This book is intended to give undergraduate university students a broad understanding of the biological, cognitive, and social influences on emotions. Later sections of the book will also introduce students to some situations when we need to control our emotions and to show how we may do so. It is assumed that the reader will have an understanding of basic psychological concepts and terms, usually through having taken a first-year psychology course at university. However, others who are curious about the reasons behind emotions are welcome to explore the book.
The book is divided into five sections: biological foundations; cognitive foundations; social influences; specific emotions; and finally, emotional problems and techniques for controlling one’s emotions. At this time, only the section on biological influences has been completed. The biological foundations section introduces readers to the logic of, and evidence for, an understanding of emotions in terms of evolutionary psychology. This naturally leads to an introduction to the nervous systems that give rise to our bodily feelings. In turn, brain circuits and the influence of hormones are discussed. Finally, because about half of the personality differences with our population are related to genetic differences, the relationship between personality and emotions will be explained. Two of the topics within the biological foundations section that have broad appeal to students are excitation transfer theory and alexithymia. Excitation transfer theory describes how the strength of our emotional experience at a given point of time might be influenced, without our awareness, by an emotion that we just experienced earlier (e.g., several minutes ago). Alexithymia refers to a certain people who cannot describe and do not understand emotions to the same extent as do the rest of us.
The cognitive foundations section is half completed. It starts by describing how we have built in biases to attend to emotional information in the world. For example, very anxious people often automatically focus their attention on the negative things in the environment. Following this is a discussion of the work of Ekman and others on specific facial expressions (e.g., how the eyebrows and\or eyelids move) associated with each emotion, and a discussion of the difficulties most people have in perceiving and using this information. This expands into a discussion of what we often think and do during the stages of interpersonal (sexual) attraction in social settings such as bars. In these social settings people consciously use a variety of nonverbal signals to entice others and also transmit and also receive a variety of unconscious nonverbal signals that indicate their degree of attraction. When completed, the cognitive section will then proceed to the generally accepted notion that our emotions are usually determined by our appraisals: how we consciously or unconsciously believe the situation affects us personally. A major theme in the discussion of facial and other nonverbal expressions will be the interplay of both conscious and unconscious processes. The cognitive foundations section will close with a description of how emotions affect memory (including a discussion of repressed memories) and decision making.

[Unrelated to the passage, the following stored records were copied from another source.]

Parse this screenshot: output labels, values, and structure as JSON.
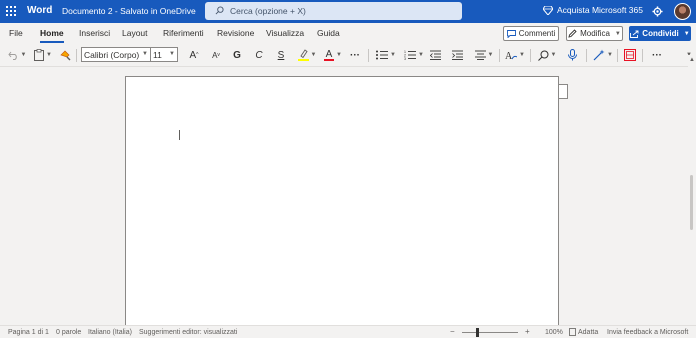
{
  "titlebar": {
    "app_name": "Word",
    "doc_title": "Documento 2  -  Salvato in OneDrive",
    "search_placeholder": "Cerca (opzione + X)",
    "buy_label": "Acquista Microsoft 365",
    "settings_icon": "gear-icon",
    "brand_color": "#185abd"
  },
  "tabs": [
    {
      "label": "File"
    },
    {
      "label": "Home",
      "active": true
    },
    {
      "label": "Inserisci"
    },
    {
      "label": "Layout"
    },
    {
      "label": "Riferimenti"
    },
    {
      "label": "Revisione"
    },
    {
      "label": "Visualizza"
    },
    {
      "label": "Guida"
    }
  ],
  "actions": {
    "comments_label": "Commenti",
    "edit_label": "Modifica",
    "share_label": "Condividi"
  },
  "ribbon": {
    "font_name": "Calibri (Corpo)",
    "font_size": "11",
    "bold": "G",
    "italic": "C",
    "underline": "S",
    "grow_font": "A",
    "shrink_font": "A",
    "font_color_letter": "A",
    "more": "···",
    "highlight_color": "#ffff00",
    "font_color": "#e81123"
  },
  "statusbar": {
    "page": "Pagina 1 di 1",
    "words": "0 parole",
    "language": "Italiano (Italia)",
    "editor": "Suggerimenti editor: visualizzati",
    "zoom_minus": "−",
    "zoom_plus": "+",
    "zoom": "100%",
    "fit": "Adatta",
    "feedback": "Invia feedback a Microsoft",
    "zoom_level": 1.0
  }
}
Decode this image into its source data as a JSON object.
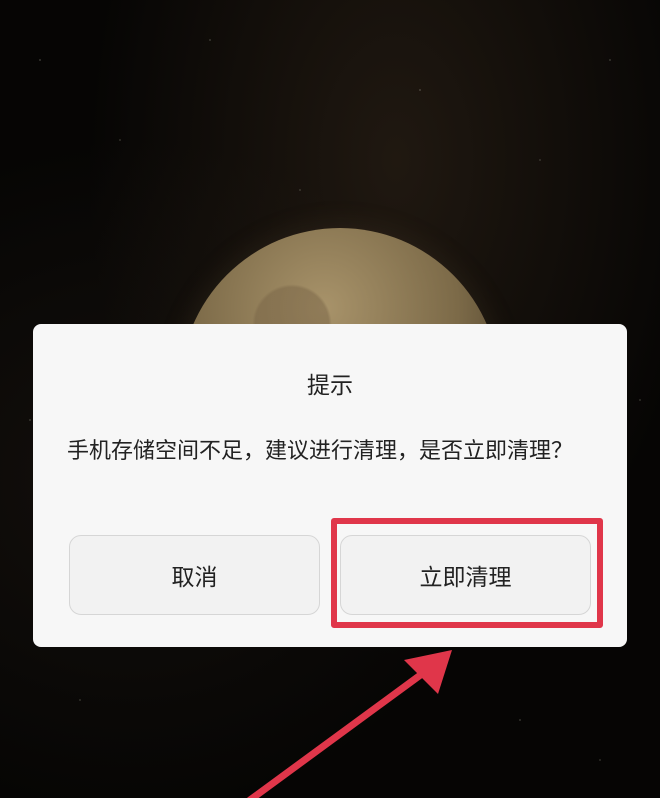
{
  "dialog": {
    "title": "提示",
    "message": "手机存储空间不足，建议进行清理，是否立即清理？",
    "cancel_label": "取消",
    "confirm_label": "立即清理"
  },
  "annotation": {
    "color": "#e0364a"
  }
}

The social influences section will discuss how socialization influences what and how much we feel in a given situation. This section will focus on examples of how culture, family, and gender affecting one’s emotional experiences. After the background provided in the first three sections (biological, cognitive, and social), the fourth section will discuss specific emotions in some detail. The fifth section will discuss how problems in the emotional interactions between parents and their children can lead to serious negative consequences, such as delinquency in some cases. This will be followed by a discussion of the nature of stress and how stress can cause physical and mental health problems. One example that will be used is sexual harassment in high school (which frequently affects half of the student population), sexual harassment among students when dating, and the psychological consequences of these events. Finally, an introduction will be given to the characteristics associated with high emotional intelligence and how we can constructively deal with our emotions when needed.